[JURIST] The US Court of Appeals for the Ninth Circuit [official website] upheld the death sentence of Stevie Lamar Fields Monday, ruling that a jury foreman's reliance on Biblical scripture had no "substantial and injurious effect" on the jury's sentencing decision. The court ruled [opinion text, PDF] 9-6 against Fields' habeas appeal. Fields was convicted of rape, kidnapping, robbery, and murder and sentenced to death in 1979, despite the fact that the jury foreman in the case used personal notes, including Bible quotations regarding capital punishment [JURIST news archive], during the jury's deliberations.
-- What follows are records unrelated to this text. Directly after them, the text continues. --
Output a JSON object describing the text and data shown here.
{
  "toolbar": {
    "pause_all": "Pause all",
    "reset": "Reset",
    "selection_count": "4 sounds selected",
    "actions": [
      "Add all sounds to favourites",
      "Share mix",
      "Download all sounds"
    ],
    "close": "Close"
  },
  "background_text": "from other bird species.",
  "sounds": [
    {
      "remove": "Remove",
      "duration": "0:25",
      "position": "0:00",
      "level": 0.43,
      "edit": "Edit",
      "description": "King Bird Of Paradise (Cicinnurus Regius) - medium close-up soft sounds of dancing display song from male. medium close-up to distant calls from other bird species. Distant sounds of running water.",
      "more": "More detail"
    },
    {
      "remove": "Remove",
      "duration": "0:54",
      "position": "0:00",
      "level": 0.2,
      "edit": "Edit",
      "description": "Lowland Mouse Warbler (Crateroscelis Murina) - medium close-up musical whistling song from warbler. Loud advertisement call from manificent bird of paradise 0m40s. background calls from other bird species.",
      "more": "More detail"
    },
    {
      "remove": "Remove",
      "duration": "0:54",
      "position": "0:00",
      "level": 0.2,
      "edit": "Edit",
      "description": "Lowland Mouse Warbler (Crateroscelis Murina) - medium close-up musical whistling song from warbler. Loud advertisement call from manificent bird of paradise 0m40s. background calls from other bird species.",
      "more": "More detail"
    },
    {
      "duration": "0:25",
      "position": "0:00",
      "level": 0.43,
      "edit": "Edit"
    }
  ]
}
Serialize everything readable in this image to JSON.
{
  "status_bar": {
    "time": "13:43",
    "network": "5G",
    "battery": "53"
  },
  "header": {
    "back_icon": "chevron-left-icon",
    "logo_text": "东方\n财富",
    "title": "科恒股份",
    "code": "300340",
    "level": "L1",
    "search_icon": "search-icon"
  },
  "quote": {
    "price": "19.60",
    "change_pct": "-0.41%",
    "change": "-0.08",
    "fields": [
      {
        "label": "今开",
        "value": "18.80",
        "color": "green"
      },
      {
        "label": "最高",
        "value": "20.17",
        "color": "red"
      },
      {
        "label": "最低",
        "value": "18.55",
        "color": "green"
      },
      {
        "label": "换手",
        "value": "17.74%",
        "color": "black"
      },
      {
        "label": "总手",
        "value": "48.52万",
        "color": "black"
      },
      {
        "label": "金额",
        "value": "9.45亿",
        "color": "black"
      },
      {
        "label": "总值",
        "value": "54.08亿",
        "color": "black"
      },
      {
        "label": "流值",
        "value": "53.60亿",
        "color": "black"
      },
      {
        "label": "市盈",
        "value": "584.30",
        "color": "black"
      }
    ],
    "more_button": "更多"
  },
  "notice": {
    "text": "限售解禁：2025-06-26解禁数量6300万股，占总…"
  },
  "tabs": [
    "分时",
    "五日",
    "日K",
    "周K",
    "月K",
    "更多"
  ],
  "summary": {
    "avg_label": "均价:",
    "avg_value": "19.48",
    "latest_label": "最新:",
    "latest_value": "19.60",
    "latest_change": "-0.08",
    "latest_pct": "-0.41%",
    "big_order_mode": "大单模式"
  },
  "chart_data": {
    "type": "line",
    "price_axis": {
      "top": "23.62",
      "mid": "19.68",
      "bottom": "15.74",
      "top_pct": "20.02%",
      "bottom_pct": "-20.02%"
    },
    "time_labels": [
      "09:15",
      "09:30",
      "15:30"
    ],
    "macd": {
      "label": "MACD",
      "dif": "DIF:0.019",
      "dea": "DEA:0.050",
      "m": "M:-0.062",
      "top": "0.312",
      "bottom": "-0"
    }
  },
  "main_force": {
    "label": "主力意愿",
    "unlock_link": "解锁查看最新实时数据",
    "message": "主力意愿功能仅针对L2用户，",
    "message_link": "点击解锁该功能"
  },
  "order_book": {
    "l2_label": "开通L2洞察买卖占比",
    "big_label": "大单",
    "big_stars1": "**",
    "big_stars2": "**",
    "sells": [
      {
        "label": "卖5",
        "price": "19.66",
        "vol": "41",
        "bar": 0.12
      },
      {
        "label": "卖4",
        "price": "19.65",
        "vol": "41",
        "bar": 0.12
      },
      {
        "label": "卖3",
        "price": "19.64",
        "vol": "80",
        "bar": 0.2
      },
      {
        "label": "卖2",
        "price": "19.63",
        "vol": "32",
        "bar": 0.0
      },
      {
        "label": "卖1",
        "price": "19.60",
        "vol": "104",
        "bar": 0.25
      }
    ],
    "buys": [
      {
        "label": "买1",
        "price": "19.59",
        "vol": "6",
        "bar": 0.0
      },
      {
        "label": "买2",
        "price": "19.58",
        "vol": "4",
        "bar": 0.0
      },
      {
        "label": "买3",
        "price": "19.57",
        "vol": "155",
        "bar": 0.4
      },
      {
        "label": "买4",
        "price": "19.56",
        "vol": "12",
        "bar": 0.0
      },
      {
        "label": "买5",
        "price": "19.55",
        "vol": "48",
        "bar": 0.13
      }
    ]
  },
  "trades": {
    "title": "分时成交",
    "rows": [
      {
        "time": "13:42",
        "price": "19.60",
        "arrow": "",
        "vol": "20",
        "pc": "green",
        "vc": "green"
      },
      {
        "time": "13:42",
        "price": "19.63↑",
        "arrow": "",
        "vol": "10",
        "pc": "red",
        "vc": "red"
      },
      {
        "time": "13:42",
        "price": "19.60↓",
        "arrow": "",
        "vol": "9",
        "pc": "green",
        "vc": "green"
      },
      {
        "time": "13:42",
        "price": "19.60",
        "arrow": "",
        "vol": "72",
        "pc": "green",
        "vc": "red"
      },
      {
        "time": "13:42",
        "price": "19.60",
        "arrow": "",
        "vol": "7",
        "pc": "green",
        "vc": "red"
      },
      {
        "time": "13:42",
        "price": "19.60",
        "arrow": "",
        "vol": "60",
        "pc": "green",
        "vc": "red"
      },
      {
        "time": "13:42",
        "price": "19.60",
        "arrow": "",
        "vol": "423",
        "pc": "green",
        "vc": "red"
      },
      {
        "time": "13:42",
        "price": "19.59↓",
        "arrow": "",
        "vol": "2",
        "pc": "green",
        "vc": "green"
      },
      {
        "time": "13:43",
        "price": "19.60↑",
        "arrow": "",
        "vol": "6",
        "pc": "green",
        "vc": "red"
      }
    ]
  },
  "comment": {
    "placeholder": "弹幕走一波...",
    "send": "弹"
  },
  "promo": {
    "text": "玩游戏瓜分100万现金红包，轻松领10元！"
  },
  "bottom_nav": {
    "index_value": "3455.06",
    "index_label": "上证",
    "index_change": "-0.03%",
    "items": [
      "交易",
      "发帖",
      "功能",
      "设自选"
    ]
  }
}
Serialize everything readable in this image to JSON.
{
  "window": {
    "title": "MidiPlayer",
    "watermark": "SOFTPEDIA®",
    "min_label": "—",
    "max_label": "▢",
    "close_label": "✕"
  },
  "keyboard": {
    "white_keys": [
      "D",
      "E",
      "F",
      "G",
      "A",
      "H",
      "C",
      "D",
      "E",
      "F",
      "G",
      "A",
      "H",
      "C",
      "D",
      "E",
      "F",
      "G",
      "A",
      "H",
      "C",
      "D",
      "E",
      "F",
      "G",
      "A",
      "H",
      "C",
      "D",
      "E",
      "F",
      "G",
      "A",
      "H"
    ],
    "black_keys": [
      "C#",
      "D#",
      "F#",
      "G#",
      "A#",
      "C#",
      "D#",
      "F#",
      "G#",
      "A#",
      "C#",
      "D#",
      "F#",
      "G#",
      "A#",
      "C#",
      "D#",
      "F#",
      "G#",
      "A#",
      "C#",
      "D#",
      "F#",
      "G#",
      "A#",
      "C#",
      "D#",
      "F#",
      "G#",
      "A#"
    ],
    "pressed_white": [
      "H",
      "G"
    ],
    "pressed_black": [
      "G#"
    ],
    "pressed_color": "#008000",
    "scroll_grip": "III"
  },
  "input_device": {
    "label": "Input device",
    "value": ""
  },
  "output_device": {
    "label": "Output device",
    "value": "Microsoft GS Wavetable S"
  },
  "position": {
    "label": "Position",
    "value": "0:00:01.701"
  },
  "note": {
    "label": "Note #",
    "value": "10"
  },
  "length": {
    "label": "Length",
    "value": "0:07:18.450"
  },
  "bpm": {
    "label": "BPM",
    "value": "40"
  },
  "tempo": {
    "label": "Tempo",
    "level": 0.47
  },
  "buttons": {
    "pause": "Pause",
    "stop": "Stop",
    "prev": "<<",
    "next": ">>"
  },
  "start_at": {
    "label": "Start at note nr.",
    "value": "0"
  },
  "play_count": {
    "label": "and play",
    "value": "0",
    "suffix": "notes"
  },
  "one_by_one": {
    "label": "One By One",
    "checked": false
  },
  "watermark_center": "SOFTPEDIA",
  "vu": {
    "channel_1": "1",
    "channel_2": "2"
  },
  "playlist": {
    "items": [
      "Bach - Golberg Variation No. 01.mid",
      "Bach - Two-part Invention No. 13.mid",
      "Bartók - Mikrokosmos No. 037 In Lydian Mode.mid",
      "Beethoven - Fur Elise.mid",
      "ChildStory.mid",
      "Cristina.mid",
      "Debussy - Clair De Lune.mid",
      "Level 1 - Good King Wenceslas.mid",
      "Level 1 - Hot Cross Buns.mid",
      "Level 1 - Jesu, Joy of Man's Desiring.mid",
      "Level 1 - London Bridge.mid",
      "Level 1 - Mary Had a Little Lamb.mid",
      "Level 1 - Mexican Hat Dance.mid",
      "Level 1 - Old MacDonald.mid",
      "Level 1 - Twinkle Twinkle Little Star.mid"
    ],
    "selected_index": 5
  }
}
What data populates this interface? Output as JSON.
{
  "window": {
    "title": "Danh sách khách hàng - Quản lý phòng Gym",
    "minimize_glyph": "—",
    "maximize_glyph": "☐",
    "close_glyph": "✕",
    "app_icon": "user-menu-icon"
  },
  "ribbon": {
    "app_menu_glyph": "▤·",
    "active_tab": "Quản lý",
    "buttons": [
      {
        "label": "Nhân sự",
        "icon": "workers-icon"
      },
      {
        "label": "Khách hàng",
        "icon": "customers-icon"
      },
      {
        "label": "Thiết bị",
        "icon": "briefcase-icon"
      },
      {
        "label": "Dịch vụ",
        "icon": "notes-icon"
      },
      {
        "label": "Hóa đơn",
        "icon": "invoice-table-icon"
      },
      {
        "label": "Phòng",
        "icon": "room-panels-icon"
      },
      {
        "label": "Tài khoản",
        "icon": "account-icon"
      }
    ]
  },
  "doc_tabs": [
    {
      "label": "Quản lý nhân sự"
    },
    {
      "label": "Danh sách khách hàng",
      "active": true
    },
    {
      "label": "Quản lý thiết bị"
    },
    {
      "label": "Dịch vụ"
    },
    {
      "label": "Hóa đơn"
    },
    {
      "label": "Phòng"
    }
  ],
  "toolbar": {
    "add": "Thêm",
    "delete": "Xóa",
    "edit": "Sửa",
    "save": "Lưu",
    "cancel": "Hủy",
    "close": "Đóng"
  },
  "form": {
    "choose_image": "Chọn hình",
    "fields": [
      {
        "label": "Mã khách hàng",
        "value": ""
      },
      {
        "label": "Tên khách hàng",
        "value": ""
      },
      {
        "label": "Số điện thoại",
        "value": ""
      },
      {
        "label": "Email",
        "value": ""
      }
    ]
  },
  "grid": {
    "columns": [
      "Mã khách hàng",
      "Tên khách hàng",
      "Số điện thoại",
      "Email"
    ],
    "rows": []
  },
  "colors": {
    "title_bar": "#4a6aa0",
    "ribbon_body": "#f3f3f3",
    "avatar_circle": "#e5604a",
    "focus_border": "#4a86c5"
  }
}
This is not the first opinion on the role of freedom of religion in court decisions to come out of the Ninth Circuit in the last few days. On Friday, the court ruled [opinion text, PDF] that it was unconstitutional under the First Amendment for a parole officer to mandate that a former prisoner attend meetings sponsored by Alcoholics Anonymous [advocacy website]. The New York Times has more.